The further cheapening of raw cotton replacement costs failed to prompt a considerable improvement in business activity during the month. Mill demand remained somewhat stifled by continuing macro-economic uncertainty; spinners generally were not keen to add to their stocks, while merchants were acutely aware that the sustained downward trajectory of prices has rendered more precarious the prospects for fulfilment of high-priced contracts agreed earlier in the year. US ‘recaps’ and Brazilian lots attracted relatively steady demand from mills in need of cover, but volume purchases were scarce. Forward demand was more sporadic.

Import demand from China remained at a low ebb. Local prices declined during the month in similar fashion to international values, and domestic raw cotton stocks are ample to supply spinners’ needs through to the movement of the new crop. Uncommitted supplies available from the local market, including mill stocks, amounted to nearly 3.6 million tonnes at the beginning of the month. In addition, almost 242,000 tonnes were offered via the State Reserve auction, around 70 percent of which was taken up, bringing the cumulative total sold during the 2019 series by the end of August to over 770,000 tonnes.

US export sales commitments registered in the first full week of the new season (ended August 8) were impressive, but the volumes in the intervening weeks were of more routine proportions. The cumulative volume committed by the week ended August 23 was over 8.5 million bales (480lbs). However, it is assumed that a considerable portion of those sales included high-priced contracts for China that had already been carried forward from 2018/19 in the hope of a resolution to the trade conflict. Given the potential scale of Chinese cancellations as the season progresses, USDA’s export projection for the season of 17.2 million bales may therefore prove to be somewhat optimistic.

During the 2018/19 season as a whole, upland exports totalled around 14 million running bales, a decline of over eleven percent from the previous season. Vietnam remained the single largest export market, while commitments to China perhaps unsurprisingly fell by some 40 percent from the previous period.

Changes to Cotlook’s estimates of global supply and demand during the month resulted in lower production and consumption figures for the 2019/20 season. On the production front, the major change was made to our figure for the United States; the crop was increased to 4.9 million tonnes, in line with the figure put forward by USDA in its August assessment of supply and demand. That would represent the third highest output on record. The change was prompted by a modest increase in area and slightly higher yield expectations. However, Tropical Storm Dorian, which is approaching the Florida coast at the time of writing, could severely impact fields in parts of the Southeast. The path of the storm will be watched closely in the coming days.

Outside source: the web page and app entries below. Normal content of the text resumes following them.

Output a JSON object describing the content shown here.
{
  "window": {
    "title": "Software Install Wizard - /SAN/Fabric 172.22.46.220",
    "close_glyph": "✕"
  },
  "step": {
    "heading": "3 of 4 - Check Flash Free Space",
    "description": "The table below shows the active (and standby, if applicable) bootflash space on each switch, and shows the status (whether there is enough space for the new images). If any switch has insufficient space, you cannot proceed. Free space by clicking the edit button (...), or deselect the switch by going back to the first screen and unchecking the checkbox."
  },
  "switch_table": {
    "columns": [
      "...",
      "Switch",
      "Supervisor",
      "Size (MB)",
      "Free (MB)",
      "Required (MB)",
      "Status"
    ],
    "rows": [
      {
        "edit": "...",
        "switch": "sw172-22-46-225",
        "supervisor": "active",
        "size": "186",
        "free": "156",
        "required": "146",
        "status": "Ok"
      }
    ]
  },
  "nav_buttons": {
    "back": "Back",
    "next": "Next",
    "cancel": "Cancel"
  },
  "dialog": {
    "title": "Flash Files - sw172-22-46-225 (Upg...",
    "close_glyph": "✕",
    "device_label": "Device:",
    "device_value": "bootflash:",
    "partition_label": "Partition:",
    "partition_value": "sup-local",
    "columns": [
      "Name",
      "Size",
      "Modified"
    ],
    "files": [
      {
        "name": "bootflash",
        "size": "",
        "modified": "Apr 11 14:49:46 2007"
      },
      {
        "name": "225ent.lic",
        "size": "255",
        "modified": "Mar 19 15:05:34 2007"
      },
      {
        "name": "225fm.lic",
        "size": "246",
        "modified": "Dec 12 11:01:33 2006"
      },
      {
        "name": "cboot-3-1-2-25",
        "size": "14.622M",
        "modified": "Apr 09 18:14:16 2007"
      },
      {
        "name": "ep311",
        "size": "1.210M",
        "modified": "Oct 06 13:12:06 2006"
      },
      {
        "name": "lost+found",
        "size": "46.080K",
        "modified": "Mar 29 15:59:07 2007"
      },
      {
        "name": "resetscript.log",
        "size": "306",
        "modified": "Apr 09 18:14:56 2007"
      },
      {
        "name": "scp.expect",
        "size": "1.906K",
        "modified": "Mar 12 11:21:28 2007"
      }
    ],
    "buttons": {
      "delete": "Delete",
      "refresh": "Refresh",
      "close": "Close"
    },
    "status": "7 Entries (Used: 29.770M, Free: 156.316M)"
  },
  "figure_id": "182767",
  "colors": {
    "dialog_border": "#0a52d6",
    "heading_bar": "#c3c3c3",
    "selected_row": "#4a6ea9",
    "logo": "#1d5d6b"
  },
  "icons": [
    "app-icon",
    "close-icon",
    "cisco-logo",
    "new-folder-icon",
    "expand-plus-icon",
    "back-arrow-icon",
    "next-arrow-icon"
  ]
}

In China, attention has of late been on the sustained high temperatures ruling over parts of the major Xinjiang growing region. Elsewhere, our assessment of Brazil’s 2018/19 crop was edged upwards in line with the official forecast, while earlier fears that Indian output may be impacted by deficient Monsoon rainfall were largely allayed with the receipt of widespread moisture during August and planting data that pointed to an area similar to that sown last season. Hence, the figure for India remains unchanged for the time being.

As a result of these adjustments world output was reduced by 51,000 tonnes, to 26,679,000 in Cotlook’s August assessment. As for consumption, the protracted macro-economic uncertainty that has for some time characterised the global trading environment continued to weigh on mill activity, resulting in a further decrease to our number. Growth of just 1.6 percent is now envisaged between the 2018/19 and 2019/20 seasons, to see Cotlook’s estimate placed at 25,719,000 tonnes. The above figures imply a considerable carryover at the end of the current season, of 960,000 tonnes.